He stood in front of the bais medrash like the lion of Torah he was, resplendent in his glory, epitomizing the greatness of Slabodka, personifying its message of gadlus ha’adam, displaying the love of a great soul at its apex, enveloped in Torah, surrounded by beloved students.
Seemingly oblivious to his physical condition, that image of the rosh yeshiva, smiling as he carefully dissected and laid out a sugya, transmitting the mesorah and beauty of Torah to the next generation, helping develop the minds and thinking of beloved talmidim for one last time, was similar to Moshe Rabbeinu’s parting from his flock on his last day.
The image of that soft smile, brilliant mind, faithful soul, and hadras ponim radiating yiras Shomayim and Torah will embolden his many talmidim and others as they face challenges and seek motivation throughout their lives.
When the shiur ended, the talmidim rose and lined up for a final encounter, to sear the image and message on their growing, maturing neshamos in a beautiful, heart-breaking, reflection of this week’s parsha. “Eileh hadevorim asher dibber Moshe.”
His passing was itself a shiur, and those who hear the song of history can’t help but appreciate that this also was his mesorah.
When Rav Simcha Wasserman sought to establish a yeshiva in memory of his sainted father, Rav Elchonon, he looked for the perfect rosh yeshiva to head the institution and teach talmidim.

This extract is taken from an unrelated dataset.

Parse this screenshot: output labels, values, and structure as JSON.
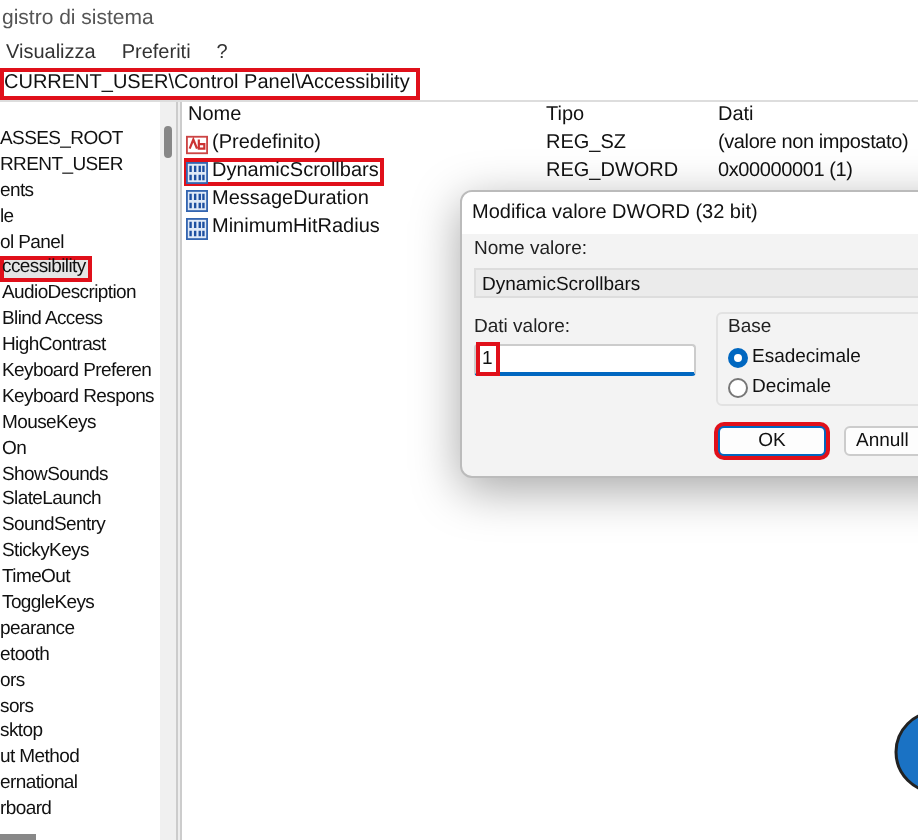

Rav Elazar Menachem Man Shach suggested that Rav Moshe Mordechai Chodosh was the man for the job.
Rav Chodosh led the yeshiva to great heights, never forgetting whose yeshiva it was. He marked the yahrtzeit of Rav Elchonon and made Rav Elchonon’s Torah a centerpiece of his shiurim. Like Rav Elchonon, who viewed himself as a rebbi to young bochurim, Rav Moshe focused on his shiurim.
And now there is another feature of Rav Elchonon’s greatness that he emulated.
Rav Elchonon gave up his life al kiddush Hashem in spectacular fashion, urging his fellow kedoshim to “Prepare to die with pure thoughts, so that we may ascend to heaven as perfect korbanos. Let us walk with our heads held high. Let no one think a thought that would disqualify his offering. We are about to fulfill the greatest mitzvah, the mitzvah of kiddush Hashem.”
His tragic end was the modern-day equivalent of the death of the great Tanna, Rabi Akiva.
As Rabi Akiva prepared for his end at the hands of the evil Romans, his talmidim wondered, “Rabbeinu, ad kan? Is this what’s demanded of man, to approach such brutal sadism with a smile?”
The Piaseczna Rebbe explained that the talmidim weren’t asking a hashkafic question because their faith was tested. They weren’t pondering the secrets of the universe. What they were really asking Rabi Akiva was how they could tap into his faith. They were asking their rebbi to convey to them what inspired him so that they, as well, would feel it. They were asking for a parting shiur.
Rabi Akiva left this world before the eyes of eager talmidim delivering one final lesson. Rav Elchonon entered the pantheon of great men who gave their lives al kiddush Hashem delivering a shiur with his passing.
Rav Moshe Chodosh learned the lesson taught by the sainted Baranovitcher rosh yeshiva and delivered a shiur in kiddush Hashem before his passing.
Misas tzaddikim is as difficult as the churban of the Bais Hamikdosh. We cry for all of them, for rabbeim and their talmidim, for fathers and mothers and children, for rabbonim and their kehillos, for communities and their leaders, for the shopkeepers and scribes and beggars.
So much Jewish blood has been shed. So much heartache has been felt throughout the centuries in exile. On Tisha B’Av, we sit on the floor and plaintively ask, “Lamah lanetzach tishkacheinu?” For how long will death endure? For how much longer will we linger in golus?
When will You say that enough is enough, ad kan?
Help us follow in the paths of Moshe Rabbeinu and the Moshes of every generation. Help us love all Jews and bring them back. Help us show them the way so that we can all finally go home.
Hashiveinu Hashem eilecha venoshuvah, chadeish yomeinu k’kedem.